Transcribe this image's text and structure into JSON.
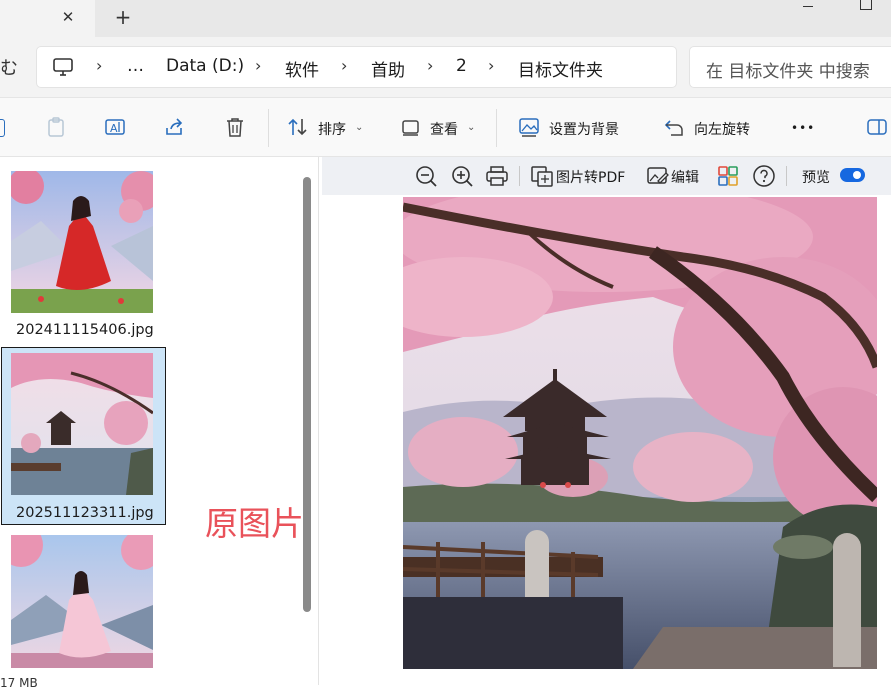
{
  "tabs": {
    "close_symbol": "✕",
    "new_tab_symbol": "+"
  },
  "address": {
    "left_cut_text": "む",
    "crumbs": [
      "…",
      "Data (D:)",
      "软件",
      "首助",
      "2",
      "目标文件夹"
    ],
    "separator": "›"
  },
  "search": {
    "placeholder": "在 目标文件夹 中搜索"
  },
  "toolbar": {
    "sort_label": "排序",
    "view_label": "查看",
    "set_background_label": "设置为背景",
    "rotate_left_label": "向左旋转",
    "more_label": "•••"
  },
  "files": [
    {
      "name": "202411115406.jpg",
      "selected": false
    },
    {
      "name": "202511123311.jpg",
      "selected": true
    },
    {
      "name": "",
      "selected": false
    }
  ],
  "annotation": {
    "text": "原图片",
    "color": "#e9525a"
  },
  "status": {
    "size_text": "17 MB"
  },
  "preview_toolbar": {
    "to_pdf_label": "图片转PDF",
    "edit_label": "编辑",
    "preview_label": "预览",
    "preview_enabled": true
  },
  "colors": {
    "accent": "#1668e0",
    "selection": "#cce4f7"
  },
  "icons": [
    "close-icon",
    "plus-icon",
    "computer-icon",
    "clipboard-icon",
    "rename-icon",
    "share-icon",
    "trash-icon",
    "sort-icon",
    "view-icon",
    "wallpaper-icon",
    "rotate-left-icon",
    "details-pane-icon",
    "zoom-out-icon",
    "zoom-in-icon",
    "print-icon",
    "pdf-icon",
    "edit-icon",
    "apps-icon",
    "help-icon"
  ]
}
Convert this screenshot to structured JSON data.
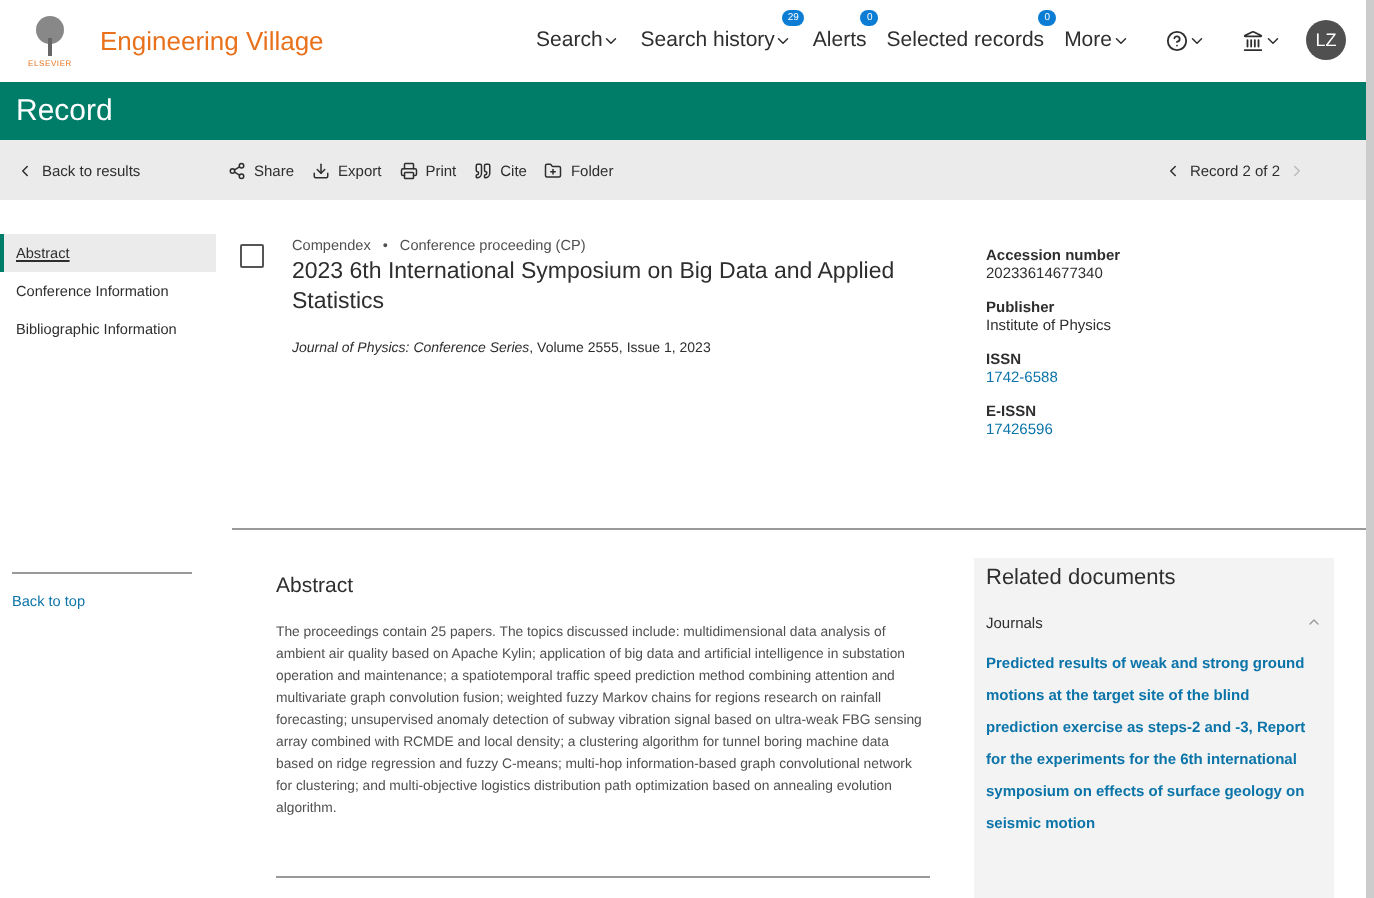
{
  "header": {
    "brand": "Engineering Village",
    "logo_text": "ELSEVIER",
    "nav": [
      {
        "label": "Search",
        "kind": "menu"
      },
      {
        "label": "Search history",
        "kind": "menu",
        "badge": "29"
      },
      {
        "label": "Alerts",
        "kind": "link",
        "badge": "0"
      },
      {
        "label": "Selected records",
        "kind": "link",
        "badge": "0"
      },
      {
        "label": "More",
        "kind": "menu"
      },
      {
        "kind": "help"
      },
      {
        "kind": "institution"
      }
    ],
    "avatar": "LZ"
  },
  "banner": {
    "title": "Record"
  },
  "toolbar": {
    "back": "Back to results",
    "actions": [
      {
        "label": "Share",
        "kind": "share"
      },
      {
        "label": "Export",
        "kind": "export"
      },
      {
        "label": "Print",
        "kind": "print"
      },
      {
        "label": "Cite",
        "kind": "cite"
      },
      {
        "label": "Folder",
        "kind": "folder"
      }
    ],
    "pager": "Record 2 of 2"
  },
  "sidebar": {
    "items": [
      {
        "label": "Abstract",
        "selected": true
      },
      {
        "label": "Conference Information",
        "selected": false
      },
      {
        "label": "Bibliographic Information",
        "selected": false
      }
    ],
    "back_to_top": "Back to top"
  },
  "record": {
    "checked": false,
    "source": "Compendex",
    "separator": "•",
    "doc_type": "Conference proceeding (CP)",
    "title": "2023 6th International Symposium on Big Data and Applied Statistics",
    "citation": "*Journal of Physics: Conference Series*, Volume 2555, Issue 1, 2023"
  },
  "details": [
    {
      "label": "Accession number",
      "value": "20233614677340",
      "link": false
    },
    {
      "label": "Publisher",
      "value": "Institute of Physics",
      "link": false
    },
    {
      "label": "ISSN",
      "value": "1742-6588",
      "link": true
    },
    {
      "label": "E-ISSN",
      "value": "17426596",
      "link": true
    }
  ],
  "abstract": {
    "heading": "Abstract",
    "text": "The proceedings contain 25 papers. The topics discussed include: multidimensional data analysis of ambient air quality based on Apache Kylin; application of big data and artificial intelligence in substation operation and maintenance; a spatiotemporal traffic speed prediction method combining attention and multivariate graph convolution fusion; weighted fuzzy Markov chains for regions research on rainfall forecasting; unsupervised anomaly detection of subway vibration signal based on ultra-weak FBG sensing array combined with RCMDE and local density; a clustering algorithm for tunnel boring machine data based on ridge regression and fuzzy C-means; multi-hop information-based graph convolutional network for clustering; and multi-objective logistics distribution path optimization based on annealing evolution algorithm."
  },
  "related": {
    "title": "Related documents",
    "section": {
      "label": "Journals",
      "expanded": true
    },
    "items": [
      "Predicted results of weak and strong ground motions at the target site of the blind prediction exercise as steps-2 and -3, Report for the experiments for the 6th international symposium on effects of surface geology on seismic motion"
    ]
  }
}
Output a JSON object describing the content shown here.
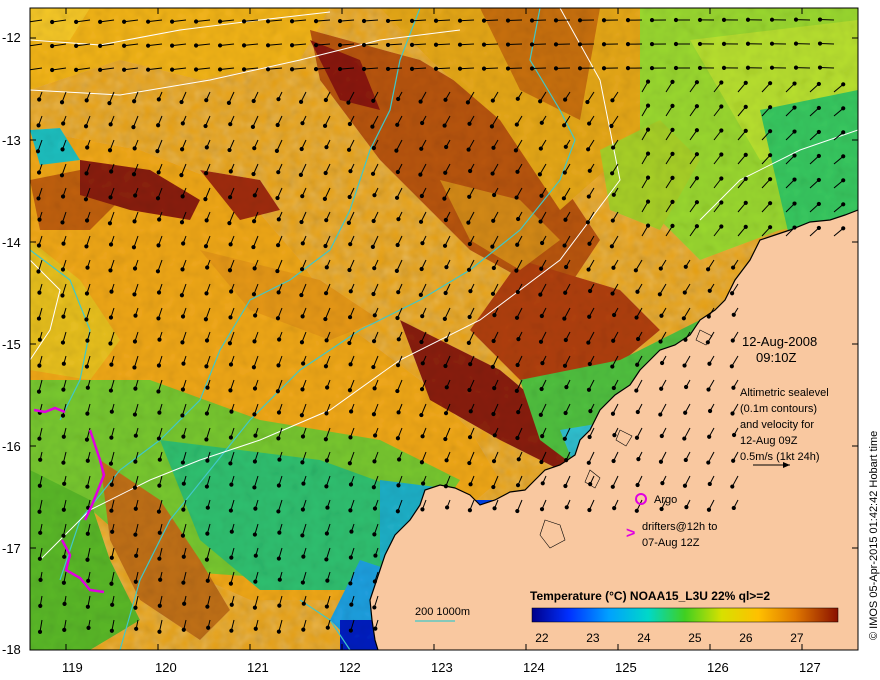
{
  "map": {
    "lat_labels": [
      "-12",
      "-13",
      "-14",
      "-15",
      "-16",
      "-17",
      "-18"
    ],
    "lon_labels": [
      "119",
      "120",
      "121",
      "122",
      "123",
      "124",
      "125",
      "126",
      "127"
    ],
    "date_line1": "12-Aug-2008",
    "date_line2": "09:10Z",
    "info_lines": [
      "Altimetric sealevel",
      "(0.1m contours)",
      "and velocity for",
      "12-Aug 09Z",
      "0.5m/s (1kt 24h)"
    ],
    "argo_label": "Argo",
    "drifters_line1": "drifters@12h to",
    "drifters_line2": "07-Aug 12Z",
    "bathy_label": "200  1000m",
    "credit": "© IMOS 05-Apr-2015 01:42:42 Hobart time",
    "colors": {
      "land": "#f9c8a0",
      "sea_base": "#e69a10",
      "contour": "#ffffff",
      "bathy": "#40c8c8",
      "argo": "#e000e0"
    }
  },
  "colorbar": {
    "title": "Temperature (°C) NOAA15_L3U 22% ql>=2",
    "ticks": [
      "22",
      "23",
      "24",
      "25",
      "26",
      "27"
    ],
    "range": [
      21.8,
      27.8
    ]
  }
}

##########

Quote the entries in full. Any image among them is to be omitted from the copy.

Transcribe this image's text and structure into JSON.
{
  "tabs": {
    "close_symbol": "✕",
    "new_tab_symbol": "+"
  },
  "address": {
    "left_cut_text": "む",
    "crumbs": [
      "…",
      "Data (D:)",
      "软件",
      "首助",
      "2",
      "目标文件夹"
    ],
    "separator": "›"
  },
  "search": {
    "placeholder": "在 目标文件夹 中搜索"
  },
  "toolbar": {
    "sort_label": "排序",
    "view_label": "查看",
    "set_background_label": "设置为背景",
    "rotate_left_label": "向左旋转",
    "more_label": "•••"
  },
  "files": [
    {
      "name": "202411115406.jpg",
      "selected": false
    },
    {
      "name": "202511123311.jpg",
      "selected": true
    },
    {
      "name": "",
      "selected": false
    }
  ],
  "annotation": {
    "text": "原图片",
    "color": "#e9525a"
  },
  "status": {
    "size_text": "17 MB"
  },
  "preview_toolbar": {
    "to_pdf_label": "图片转PDF",
    "edit_label": "编辑",
    "preview_label": "预览",
    "preview_enabled": true
  },
  "colors": {
    "accent": "#1668e0",
    "selection": "#cce4f7"
  },
  "icons": [
    "close-icon",
    "plus-icon",
    "computer-icon",
    "clipboard-icon",
    "rename-icon",
    "share-icon",
    "trash-icon",
    "sort-icon",
    "view-icon",
    "wallpaper-icon",
    "rotate-left-icon",
    "details-pane-icon",
    "zoom-out-icon",
    "zoom-in-icon",
    "print-icon",
    "pdf-icon",
    "edit-icon",
    "apps-icon",
    "help-icon"
  ]
}
Convert this screenshot to structured JSON data.
{
  "header": {
    "brand": "Engineering Village",
    "logo_text": "ELSEVIER",
    "nav": [
      {
        "label": "Search",
        "kind": "menu"
      },
      {
        "label": "Search history",
        "kind": "menu",
        "badge": "29"
      },
      {
        "label": "Alerts",
        "kind": "link",
        "badge": "0"
      },
      {
        "label": "Selected records",
        "kind": "link",
        "badge": "0"
      },
      {
        "label": "More",
        "kind": "menu"
      },
      {
        "kind": "help"
      },
      {
        "kind": "institution"
      }
    ],
    "avatar": "LZ"
  },
  "banner": {
    "title": "Record"
  },
  "toolbar": {
    "back": "Back to results",
    "actions": [
      {
        "label": "Share",
        "kind": "share"
      },
      {
        "label": "Export",
        "kind": "export"
      },
      {
        "label": "Print",
        "kind": "print"
      },
      {
        "label": "Cite",
        "kind": "cite"
      },
      {
        "label": "Folder",
        "kind": "folder"
      }
    ],
    "pager": "Record 2 of 2"
  },
  "sidebar": {
    "items": [
      {
        "label": "Abstract",
        "selected": true
      },
      {
        "label": "Conference Information",
        "selected": false
      },
      {
        "label": "Bibliographic Information",
        "selected": false
      }
    ],
    "back_to_top": "Back to top"
  },
  "record": {
    "checked": false,
    "source": "Compendex",
    "separator": "•",
    "doc_type": "Conference proceeding (CP)",
    "title": "2023 6th International Symposium on Big Data and Applied Statistics",
    "citation": "*Journal of Physics: Conference Series*, Volume 2555, Issue 1, 2023"
  },
  "details": [
    {
      "label": "Accession number",
      "value": "20233614677340",
      "link": false
    },
    {
      "label": "Publisher",
      "value": "Institute of Physics",
      "link": false
    },
    {
      "label": "ISSN",
      "value": "1742-6588",
      "link": true
    },
    {
      "label": "E-ISSN",
      "value": "17426596",
      "link": true
    }
  ],
  "abstract": {
    "heading": "Abstract",
    "text": "The proceedings contain 25 papers. The topics discussed include: multidimensional data analysis of ambient air quality based on Apache Kylin; application of big data and artificial intelligence in substation operation and maintenance; a spatiotemporal traffic speed prediction method combining attention and multivariate graph convolution fusion; weighted fuzzy Markov chains for regions research on rainfall forecasting; unsupervised anomaly detection of subway vibration signal based on ultra-weak FBG sensing array combined with RCMDE and local density; a clustering algorithm for tunnel boring machine data based on ridge regression and fuzzy C-means; multi-hop information-based graph convolutional network for clustering; and multi-objective logistics distribution path optimization based on annealing evolution algorithm."
  },
  "related": {
    "title": "Related documents",
    "section": {
      "label": "Journals",
      "expanded": true
    },
    "items": [
      "Predicted results of weak and strong ground motions at the target site of the blind prediction exercise as steps-2 and -3, Report for the experiments for the 6th international symposium on effects of surface geology on seismic motion"
    ]
  }
}
Output a JSON object describing the content shown here.
{
  "map": {
    "lat_labels": [
      "-12",
      "-13",
      "-14",
      "-15",
      "-16",
      "-17",
      "-18"
    ],
    "lon_labels": [
      "119",
      "120",
      "121",
      "122",
      "123",
      "124",
      "125",
      "126",
      "127"
    ],
    "date_line1": "12-Aug-2008",
    "date_line2": "09:10Z",
    "info_lines": [
      "Altimetric sealevel",
      "(0.1m contours)",
      "and velocity for",
      "12-Aug 09Z",
      "0.5m/s (1kt 24h)"
    ],
    "argo_label": "Argo",
    "drifters_line1": "drifters@12h to",
    "drifters_line2": "07-Aug 12Z",
    "bathy_label": "200  1000m",
    "credit": "© IMOS 05-Apr-2015 01:42:42 Hobart time",
    "colors": {
      "land": "#f9c8a0",
      "sea_base": "#e69a10",
      "contour": "#ffffff",
      "bathy": "#40c8c8",
      "argo": "#e000e0"
    }
  },
  "colorbar": {
    "title": "Temperature (°C) NOAA15_L3U 22% ql>=2",
    "ticks": [
      "22",
      "23",
      "24",
      "25",
      "26",
      "27"
    ],
    "range": [
      21.8,
      27.8
    ]
  }
}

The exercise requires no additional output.